> **Exercise data**
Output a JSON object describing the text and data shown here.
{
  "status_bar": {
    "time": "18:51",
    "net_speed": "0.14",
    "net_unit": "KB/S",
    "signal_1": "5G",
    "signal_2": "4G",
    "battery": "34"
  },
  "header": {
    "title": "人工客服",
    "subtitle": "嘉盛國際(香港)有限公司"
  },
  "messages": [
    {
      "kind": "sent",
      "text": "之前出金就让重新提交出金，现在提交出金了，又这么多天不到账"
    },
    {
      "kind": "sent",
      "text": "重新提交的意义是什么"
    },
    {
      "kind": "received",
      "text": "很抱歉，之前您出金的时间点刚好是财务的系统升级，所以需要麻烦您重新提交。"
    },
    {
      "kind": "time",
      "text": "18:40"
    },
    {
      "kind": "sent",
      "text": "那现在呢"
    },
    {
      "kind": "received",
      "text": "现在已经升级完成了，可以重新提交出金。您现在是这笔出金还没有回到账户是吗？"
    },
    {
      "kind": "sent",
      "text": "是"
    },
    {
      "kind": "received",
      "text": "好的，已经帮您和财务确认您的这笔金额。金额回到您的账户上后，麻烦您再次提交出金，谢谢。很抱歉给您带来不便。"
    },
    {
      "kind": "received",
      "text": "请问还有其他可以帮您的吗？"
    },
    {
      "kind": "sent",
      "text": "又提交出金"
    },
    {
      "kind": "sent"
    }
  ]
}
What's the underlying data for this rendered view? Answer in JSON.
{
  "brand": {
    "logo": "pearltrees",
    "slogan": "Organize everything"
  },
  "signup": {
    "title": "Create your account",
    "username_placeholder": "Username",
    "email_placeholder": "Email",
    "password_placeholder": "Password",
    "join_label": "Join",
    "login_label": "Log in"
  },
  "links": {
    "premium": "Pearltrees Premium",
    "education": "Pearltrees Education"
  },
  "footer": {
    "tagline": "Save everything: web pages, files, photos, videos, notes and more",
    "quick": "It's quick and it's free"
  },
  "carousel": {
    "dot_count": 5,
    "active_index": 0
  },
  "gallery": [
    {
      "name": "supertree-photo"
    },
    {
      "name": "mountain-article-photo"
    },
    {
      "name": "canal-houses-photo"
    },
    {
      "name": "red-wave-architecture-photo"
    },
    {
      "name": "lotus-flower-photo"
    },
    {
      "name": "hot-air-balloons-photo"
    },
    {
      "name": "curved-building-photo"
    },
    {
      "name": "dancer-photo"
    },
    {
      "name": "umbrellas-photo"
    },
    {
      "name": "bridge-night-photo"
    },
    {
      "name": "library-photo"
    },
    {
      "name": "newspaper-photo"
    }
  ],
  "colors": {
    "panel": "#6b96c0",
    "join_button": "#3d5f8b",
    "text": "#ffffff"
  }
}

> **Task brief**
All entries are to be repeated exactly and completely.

> **Exercise result**
Output a JSON object describing the text and data shown here.
{
  "status_bar": {
    "time": "18:51",
    "net_speed": "0.14",
    "net_unit": "KB/S",
    "signal_1": "5G",
    "signal_2": "4G",
    "battery": "34"
  },
  "header": {
    "title": "人工客服",
    "subtitle": "嘉盛國際(香港)有限公司"
  },
  "messages": [
    {
      "kind": "sent",
      "text": "之前出金就让重新提交出金，现在提交出金了，又这么多天不到账"
    },
    {
      "kind": "sent",
      "text": "重新提交的意义是什么"
    },
    {
      "kind": "received",
      "text": "很抱歉，之前您出金的时间点刚好是财务的系统升级，所以需要麻烦您重新提交。"
    },
    {
      "kind": "time",
      "text": "18:40"
    },
    {
      "kind": "sent",
      "text": "那现在呢"
    },
    {
      "kind": "received",
      "text": "现在已经升级完成了，可以重新提交出金。您现在是这笔出金还没有回到账户是吗？"
    },
    {
      "kind": "sent",
      "text": "是"
    },
    {
      "kind": "received",
      "text": "好的，已经帮您和财务确认您的这笔金额。金额回到您的账户上后，麻烦您再次提交出金，谢谢。很抱歉给您带来不便。"
    },
    {
      "kind": "received",
      "text": "请问还有其他可以帮您的吗？"
    },
    {
      "kind": "sent",
      "text": "又提交出金"
    },
    {
      "kind": "sent"
    }
  ]
}
What's the underlying data for this rendered view? Answer in JSON.
{
  "brand": {
    "logo": "pearltrees",
    "slogan": "Organize everything"
  },
  "signup": {
    "title": "Create your account",
    "username_placeholder": "Username",
    "email_placeholder": "Email",
    "password_placeholder": "Password",
    "join_label": "Join",
    "login_label": "Log in"
  },
  "links": {
    "premium": "Pearltrees Premium",
    "education": "Pearltrees Education"
  },
  "footer": {
    "tagline": "Save everything: web pages, files, photos, videos, notes and more",
    "quick": "It's quick and it's free"
  },
  "carousel": {
    "dot_count": 5,
    "active_index": 0
  },
  "gallery": [
    {
      "name": "supertree-photo"
    },
    {
      "name": "mountain-article-photo"
    },
    {
      "name": "canal-houses-photo"
    },
    {
      "name": "red-wave-architecture-photo"
    },
    {
      "name": "lotus-flower-photo"
    },
    {
      "name": "hot-air-balloons-photo"
    },
    {
      "name": "curved-building-photo"
    },
    {
      "name": "dancer-photo"
    },
    {
      "name": "umbrellas-photo"
    },
    {
      "name": "bridge-night-photo"
    },
    {
      "name": "library-photo"
    },
    {
      "name": "newspaper-photo"
    }
  ],
  "colors": {
    "panel": "#6b96c0",
    "join_button": "#3d5f8b",
    "text": "#ffffff"
  }
}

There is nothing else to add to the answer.